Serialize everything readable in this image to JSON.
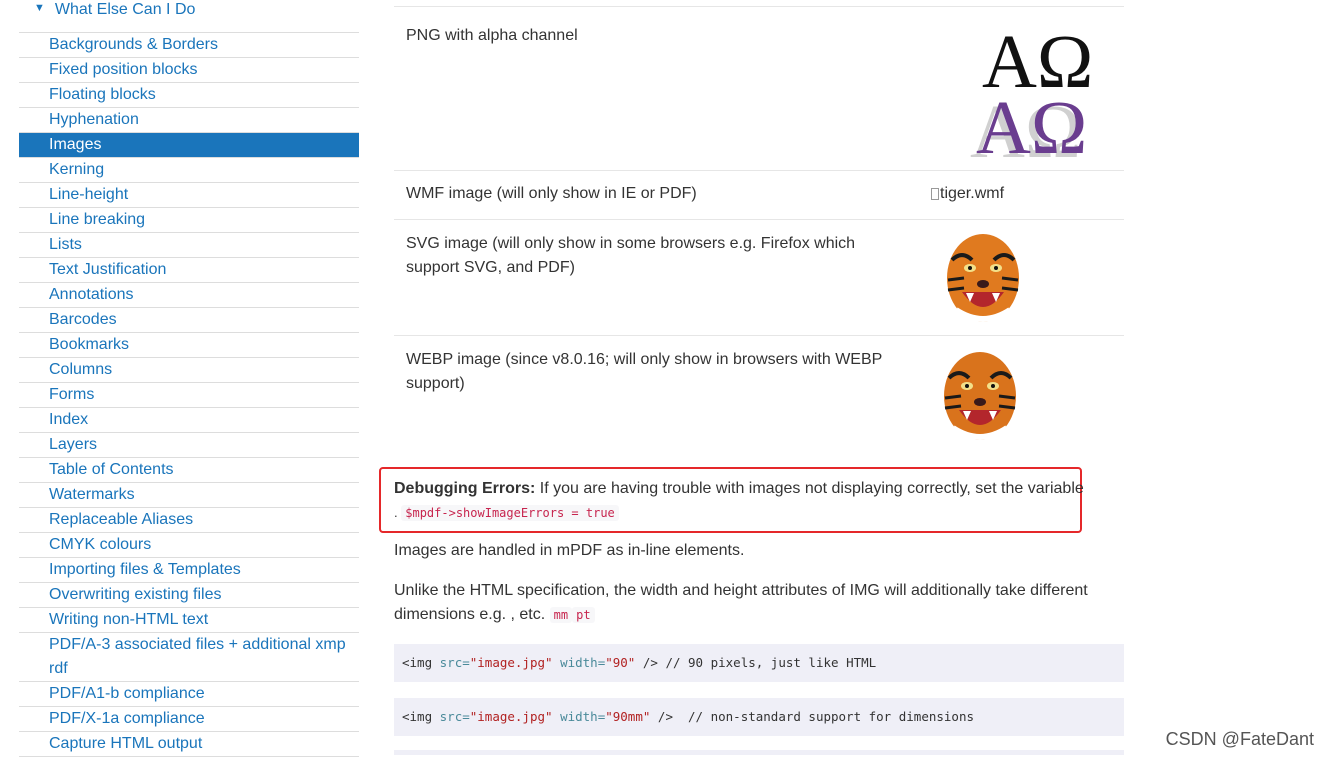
{
  "sidebar": {
    "section_title": "What Else Can I Do",
    "items": [
      {
        "label": "Backgrounds & Borders"
      },
      {
        "label": "Fixed position blocks"
      },
      {
        "label": "Floating blocks"
      },
      {
        "label": "Hyphenation"
      },
      {
        "label": "Images",
        "active": true
      },
      {
        "label": "Kerning"
      },
      {
        "label": "Line-height"
      },
      {
        "label": "Line breaking"
      },
      {
        "label": "Lists"
      },
      {
        "label": "Text Justification"
      },
      {
        "label": "Annotations"
      },
      {
        "label": "Barcodes"
      },
      {
        "label": "Bookmarks"
      },
      {
        "label": "Columns"
      },
      {
        "label": "Forms"
      },
      {
        "label": "Index"
      },
      {
        "label": "Layers"
      },
      {
        "label": "Table of Contents"
      },
      {
        "label": "Watermarks"
      },
      {
        "label": "Replaceable Aliases"
      },
      {
        "label": "CMYK colours"
      },
      {
        "label": "Importing files & Templates"
      },
      {
        "label": "Overwriting existing files"
      },
      {
        "label": "Writing non-HTML text"
      },
      {
        "label": "PDF/A-3 associated files + additional xmp rdf"
      },
      {
        "label": "PDF/A1-b compliance"
      },
      {
        "label": "PDF/X-1a compliance"
      },
      {
        "label": "Capture HTML output"
      }
    ]
  },
  "table": {
    "rows": [
      {
        "desc": "PNG with alpha channel",
        "image": "omega-logo"
      },
      {
        "desc": "WMF image (will only show in IE or PDF)",
        "image_alt": "tiger.wmf"
      },
      {
        "desc": "SVG image (will only show in some browsers e.g. Firefox which support SVG, and PDF)",
        "image": "tiger"
      },
      {
        "desc": "WEBP image (since v8.0.16; will only show in browsers with WEBP support)",
        "image": "tiger"
      }
    ],
    "omega_glyphs": "ΑΩ"
  },
  "callout": {
    "bold": "Debugging Errors:",
    "text": " If you are having trouble with images not displaying correctly, set the variable",
    "prefix": ".",
    "code": "$mpdf->showImageErrors = true"
  },
  "paragraphs": {
    "p1": "Images are handled in mPDF as in-line elements.",
    "p2_line1": "Unlike the HTML specification, the width and height attributes of IMG will additionally take different",
    "p2_line2": "dimensions e.g. , etc.",
    "p2_code1": "mm",
    "p2_code2": "pt"
  },
  "code_blocks": [
    {
      "tag_open": "<img ",
      "attr1": "src=",
      "val1": "\"image.jpg\"",
      "attr2": " width=",
      "val2": "\"90\"",
      "tag_close": " />",
      "comment": " // 90 pixels, just like HTML"
    },
    {
      "tag_open": "<img ",
      "attr1": "src=",
      "val1": "\"image.jpg\"",
      "attr2": " width=",
      "val2": "\"90mm\"",
      "tag_close": " />",
      "comment": "  // non-standard support for dimensions"
    }
  ],
  "watermark": "CSDN @FateDant",
  "colors": {
    "link": "#1a75bb",
    "active_bg": "#1a75bb",
    "callout_border": "#e5282a",
    "code_red": "#c7254e"
  }
}
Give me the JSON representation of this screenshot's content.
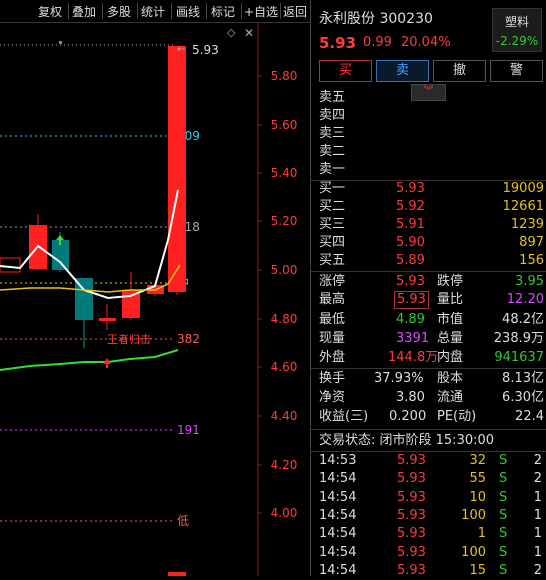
{
  "toolbar": {
    "buttons": [
      "复权",
      "叠加",
      "多股",
      "统计",
      "画线",
      "标记",
      "+自选",
      "返回"
    ]
  },
  "chart": {
    "price_labels": [
      "5.80",
      "5.60",
      "5.40",
      "5.20",
      "5.00",
      "4.80",
      "4.60",
      "4.40",
      "4.20",
      "4.00"
    ],
    "fib_levels": [
      {
        "label": "809",
        "color": "#33ccee"
      },
      {
        "label": "618",
        "color": "#aaaaaa"
      },
      {
        "label": "中",
        "color": "#e6c21c"
      },
      {
        "label": "382",
        "color": "#ff5555"
      },
      {
        "label": "191",
        "color": "#d44cff"
      },
      {
        "label": "低",
        "color": "#ff5555"
      }
    ],
    "high_label": "5.93",
    "annotation": "王者归击",
    "colors": {
      "up": "#ff2020",
      "down": "#00a0a0",
      "ma_white": "#ffffff",
      "ma_yellow": "#e6c21c",
      "ma_green": "#33dd33"
    }
  },
  "quote": {
    "name": "永利股份",
    "code": "300230",
    "sector": "塑料",
    "sector_pct": "-2.29%",
    "price": "5.93",
    "change": "0.99",
    "change_pct": "20.04%",
    "buttons": [
      "买",
      "卖",
      "撤",
      "警"
    ],
    "asks": [
      {
        "label": "卖五"
      },
      {
        "label": "卖四"
      },
      {
        "label": "卖三"
      },
      {
        "label": "卖二"
      },
      {
        "label": "卖一"
      }
    ],
    "bids": [
      {
        "label": "买一",
        "price": "5.93",
        "vol": "19009"
      },
      {
        "label": "买二",
        "price": "5.92",
        "vol": "12661"
      },
      {
        "label": "买三",
        "price": "5.91",
        "vol": "1239"
      },
      {
        "label": "买四",
        "price": "5.90",
        "vol": "897"
      },
      {
        "label": "买五",
        "price": "5.89",
        "vol": "156"
      }
    ],
    "stats": {
      "limit_up_label": "涨停",
      "limit_up": "5.93",
      "limit_down_label": "跌停",
      "limit_down": "3.95",
      "high_label": "最高",
      "high": "5.93",
      "vol_ratio_label": "量比",
      "vol_ratio": "12.20",
      "low_label": "最低",
      "low": "4.89",
      "mkt_cap_label": "市值",
      "mkt_cap": "48.2亿",
      "cur_vol_label": "现量",
      "cur_vol": "3391",
      "total_vol_label": "总量",
      "total_vol": "238.9万",
      "outer_label": "外盘",
      "outer": "144.8万",
      "inner_label": "内盘",
      "inner": "941637",
      "turnover_label": "换手",
      "turnover": "37.93%",
      "shares_label": "股本",
      "shares": "8.13亿",
      "nav_label": "净资",
      "nav": "3.80",
      "float_label": "流通",
      "float": "6.30亿",
      "eps_label": "收益(三)",
      "eps": "0.200",
      "pe_label": "PE(动)",
      "pe": "22.4"
    },
    "trade_status": "交易状态: 闭市阶段 15:30:00",
    "ticks": [
      {
        "time": "14:53",
        "price": "5.93",
        "vol": "32",
        "side": "S",
        "count": "2"
      },
      {
        "time": "14:54",
        "price": "5.93",
        "vol": "55",
        "side": "S",
        "count": "2"
      },
      {
        "time": "14:54",
        "price": "5.93",
        "vol": "10",
        "side": "S",
        "count": "1"
      },
      {
        "time": "14:54",
        "price": "5.93",
        "vol": "100",
        "side": "S",
        "count": "1"
      },
      {
        "time": "14:54",
        "price": "5.93",
        "vol": "1",
        "side": "S",
        "count": "1"
      },
      {
        "time": "14:54",
        "price": "5.93",
        "vol": "100",
        "side": "S",
        "count": "1"
      },
      {
        "time": "14:54",
        "price": "5.93",
        "vol": "15",
        "side": "S",
        "count": "2"
      }
    ]
  }
}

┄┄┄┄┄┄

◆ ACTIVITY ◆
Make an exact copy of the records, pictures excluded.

◆ REPLY TO THE TASK ◆
Serialize everything readable in this image to JSON.
{
  "sidebar": {
    "section_title": "What Else Can I Do",
    "items": [
      {
        "label": "Backgrounds & Borders"
      },
      {
        "label": "Fixed position blocks"
      },
      {
        "label": "Floating blocks"
      },
      {
        "label": "Hyphenation"
      },
      {
        "label": "Images",
        "active": true
      },
      {
        "label": "Kerning"
      },
      {
        "label": "Line-height"
      },
      {
        "label": "Line breaking"
      },
      {
        "label": "Lists"
      },
      {
        "label": "Text Justification"
      },
      {
        "label": "Annotations"
      },
      {
        "label": "Barcodes"
      },
      {
        "label": "Bookmarks"
      },
      {
        "label": "Columns"
      },
      {
        "label": "Forms"
      },
      {
        "label": "Index"
      },
      {
        "label": "Layers"
      },
      {
        "label": "Table of Contents"
      },
      {
        "label": "Watermarks"
      },
      {
        "label": "Replaceable Aliases"
      },
      {
        "label": "CMYK colours"
      },
      {
        "label": "Importing files & Templates"
      },
      {
        "label": "Overwriting existing files"
      },
      {
        "label": "Writing non-HTML text"
      },
      {
        "label": "PDF/A-3 associated files + additional xmp rdf"
      },
      {
        "label": "PDF/A1-b compliance"
      },
      {
        "label": "PDF/X-1a compliance"
      },
      {
        "label": "Capture HTML output"
      }
    ]
  },
  "table": {
    "rows": [
      {
        "desc": "PNG with alpha channel",
        "image": "omega-logo"
      },
      {
        "desc": "WMF image (will only show in IE or PDF)",
        "image_alt": "tiger.wmf"
      },
      {
        "desc": "SVG image (will only show in some browsers e.g. Firefox which support SVG, and PDF)",
        "image": "tiger"
      },
      {
        "desc": "WEBP image (since v8.0.16; will only show in browsers with WEBP support)",
        "image": "tiger"
      }
    ],
    "omega_glyphs": "ΑΩ"
  },
  "callout": {
    "bold": "Debugging Errors:",
    "text": " If you are having trouble with images not displaying correctly, set the variable",
    "prefix": ".",
    "code": "$mpdf->showImageErrors = true"
  },
  "paragraphs": {
    "p1": "Images are handled in mPDF as in-line elements.",
    "p2_line1": "Unlike the HTML specification, the width and height attributes of IMG will additionally take different",
    "p2_line2": "dimensions e.g. , etc.",
    "p2_code1": "mm",
    "p2_code2": "pt"
  },
  "code_blocks": [
    {
      "tag_open": "<img ",
      "attr1": "src=",
      "val1": "\"image.jpg\"",
      "attr2": " width=",
      "val2": "\"90\"",
      "tag_close": " />",
      "comment": " // 90 pixels, just like HTML"
    },
    {
      "tag_open": "<img ",
      "attr1": "src=",
      "val1": "\"image.jpg\"",
      "attr2": " width=",
      "val2": "\"90mm\"",
      "tag_close": " />",
      "comment": "  // non-standard support for dimensions"
    }
  ],
  "watermark": "CSDN @FateDant",
  "colors": {
    "link": "#1a75bb",
    "active_bg": "#1a75bb",
    "callout_border": "#e5282a",
    "code_red": "#c7254e"
  }
}
Give me the JSON representation of this screenshot's content.
{
  "toolbar": {
    "buttons": [
      "复权",
      "叠加",
      "多股",
      "统计",
      "画线",
      "标记",
      "+自选",
      "返回"
    ]
  },
  "chart": {
    "price_labels": [
      "5.80",
      "5.60",
      "5.40",
      "5.20",
      "5.00",
      "4.80",
      "4.60",
      "4.40",
      "4.20",
      "4.00"
    ],
    "fib_levels": [
      {
        "label": "809",
        "color": "#33ccee"
      },
      {
        "label": "618",
        "color": "#aaaaaa"
      },
      {
        "label": "中",
        "color": "#e6c21c"
      },
      {
        "label": "382",
        "color": "#ff5555"
      },
      {
        "label": "191",
        "color": "#d44cff"
      },
      {
        "label": "低",
        "color": "#ff5555"
      }
    ],
    "high_label": "5.93",
    "annotation": "王者归击",
    "colors": {
      "up": "#ff2020",
      "down": "#00a0a0",
      "ma_white": "#ffffff",
      "ma_yellow": "#e6c21c",
      "ma_green": "#33dd33"
    }
  },
  "quote": {
    "name": "永利股份",
    "code": "300230",
    "sector": "塑料",
    "sector_pct": "-2.29%",
    "price": "5.93",
    "change": "0.99",
    "change_pct": "20.04%",
    "buttons": [
      "买",
      "卖",
      "撤",
      "警"
    ],
    "asks": [
      {
        "label": "卖五"
      },
      {
        "label": "卖四"
      },
      {
        "label": "卖三"
      },
      {
        "label": "卖二"
      },
      {
        "label": "卖一"
      }
    ],
    "bids": [
      {
        "label": "买一",
        "price": "5.93",
        "vol": "19009"
      },
      {
        "label": "买二",
        "price": "5.92",
        "vol": "12661"
      },
      {
        "label": "买三",
        "price": "5.91",
        "vol": "1239"
      },
      {
        "label": "买四",
        "price": "5.90",
        "vol": "897"
      },
      {
        "label": "买五",
        "price": "5.89",
        "vol": "156"
      }
    ],
    "stats": {
      "limit_up_label": "涨停",
      "limit_up": "5.93",
      "limit_down_label": "跌停",
      "limit_down": "3.95",
      "high_label": "最高",
      "high": "5.93",
      "vol_ratio_label": "量比",
      "vol_ratio": "12.20",
      "low_label": "最低",
      "low": "4.89",
      "mkt_cap_label": "市值",
      "mkt_cap": "48.2亿",
      "cur_vol_label": "现量",
      "cur_vol": "3391",
      "total_vol_label": "总量",
      "total_vol": "238.9万",
      "outer_label": "外盘",
      "outer": "144.8万",
      "inner_label": "内盘",
      "inner": "941637",
      "turnover_label": "换手",
      "turnover": "37.93%",
      "shares_label": "股本",
      "shares": "8.13亿",
      "nav_label": "净资",
      "nav": "3.80",
      "float_label": "流通",
      "float": "6.30亿",
      "eps_label": "收益(三)",
      "eps": "0.200",
      "pe_label": "PE(动)",
      "pe": "22.4"
    },
    "trade_status": "交易状态: 闭市阶段 15:30:00",
    "ticks": [
      {
        "time": "14:53",
        "price": "5.93",
        "vol": "32",
        "side": "S",
        "count": "2"
      },
      {
        "time": "14:54",
        "price": "5.93",
        "vol": "55",
        "side": "S",
        "count": "2"
      },
      {
        "time": "14:54",
        "price": "5.93",
        "vol": "10",
        "side": "S",
        "count": "1"
      },
      {
        "time": "14:54",
        "price": "5.93",
        "vol": "100",
        "side": "S",
        "count": "1"
      },
      {
        "time": "14:54",
        "price": "5.93",
        "vol": "1",
        "side": "S",
        "count": "1"
      },
      {
        "time": "14:54",
        "price": "5.93",
        "vol": "100",
        "side": "S",
        "count": "1"
      },
      {
        "time": "14:54",
        "price": "5.93",
        "vol": "15",
        "side": "S",
        "count": "2"
      }
    ]
  }
}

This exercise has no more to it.